Oftentimes, hanging around on the internet is like watching the synapses of the brain fire off in lots of different directions, making strange but wondrous connections. I was just checking out a movie about the militarization of boys made by an 8-year-old homeschooler, and the next thing I knew, I was being spellbound by the gentle voice of Thich Nhat Hanh (known as "Thay"), extolling the importance of compassion. He was answering that same 8-year-old's question: "When I want to be in the here and the now, how can I not suffer when people are not being good to this world?"
Even though so many of the world's cultures are founded on religious/spiritual traditions that highlight the importance of compassion (literally suffering with, or "sympathetic pity and concern for the sufferings or misfortunes of others), it is not common in our day-to-day dealings — especially since economics trumped social and civic relationships.

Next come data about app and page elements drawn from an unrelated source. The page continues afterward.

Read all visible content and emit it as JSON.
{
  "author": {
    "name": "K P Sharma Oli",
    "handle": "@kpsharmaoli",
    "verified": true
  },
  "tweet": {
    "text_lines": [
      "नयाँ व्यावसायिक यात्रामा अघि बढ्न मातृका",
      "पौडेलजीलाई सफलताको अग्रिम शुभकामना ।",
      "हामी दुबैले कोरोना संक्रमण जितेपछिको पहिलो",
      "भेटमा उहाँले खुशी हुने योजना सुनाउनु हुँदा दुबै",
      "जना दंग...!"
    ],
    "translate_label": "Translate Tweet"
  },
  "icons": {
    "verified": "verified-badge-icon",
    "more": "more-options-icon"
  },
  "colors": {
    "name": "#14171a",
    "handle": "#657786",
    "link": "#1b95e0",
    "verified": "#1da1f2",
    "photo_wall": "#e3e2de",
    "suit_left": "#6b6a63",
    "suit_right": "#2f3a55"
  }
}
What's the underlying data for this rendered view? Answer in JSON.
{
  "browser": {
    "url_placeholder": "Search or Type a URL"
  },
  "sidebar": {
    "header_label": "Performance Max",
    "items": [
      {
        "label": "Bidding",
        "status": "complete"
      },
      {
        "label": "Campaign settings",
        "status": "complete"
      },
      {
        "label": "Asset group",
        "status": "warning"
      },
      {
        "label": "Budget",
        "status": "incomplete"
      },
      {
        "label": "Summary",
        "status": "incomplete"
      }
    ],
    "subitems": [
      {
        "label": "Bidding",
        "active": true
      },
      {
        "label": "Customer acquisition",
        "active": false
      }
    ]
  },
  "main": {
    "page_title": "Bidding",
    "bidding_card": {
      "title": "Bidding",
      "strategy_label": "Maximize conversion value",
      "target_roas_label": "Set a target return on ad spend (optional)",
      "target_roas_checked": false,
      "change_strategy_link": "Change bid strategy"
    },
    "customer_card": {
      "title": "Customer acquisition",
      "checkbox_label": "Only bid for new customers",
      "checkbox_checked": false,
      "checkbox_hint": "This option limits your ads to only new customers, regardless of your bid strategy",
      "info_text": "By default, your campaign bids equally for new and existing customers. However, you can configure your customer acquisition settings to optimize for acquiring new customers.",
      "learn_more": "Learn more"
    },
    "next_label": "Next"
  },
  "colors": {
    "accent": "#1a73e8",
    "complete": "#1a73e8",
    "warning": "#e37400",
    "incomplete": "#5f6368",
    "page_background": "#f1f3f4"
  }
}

We numb and dumb ourselves so much in our EuroAmerican culture that compassion is simply not a common emotion. It is even less common in our society to hold the offender in our hearts with compassion.
But here, Thich Nhat Hanh reminds us that even climate change transgressors, miscreants, lawbreakers, criminals, villains, felons, malefactors, guilty parties, culprits, sinners, evildoers, trespassers, fossil fuel corporation CEOs and a whole whack of politicians (in short, those who are wilfully choosing to destroy the life-sustaining capacity of our entire biosphere) deserve to be treated with compassion. First, because they cannot help themselves ("If we look deeply, we see that maybe they don't want to kill, to destroy"), and second, because they will not come 'round or be healed or transformed otherwise.
Hmmm, I wonder if Thay would be willing to sit down and have a talk with Exxon's Rex Tillerson!?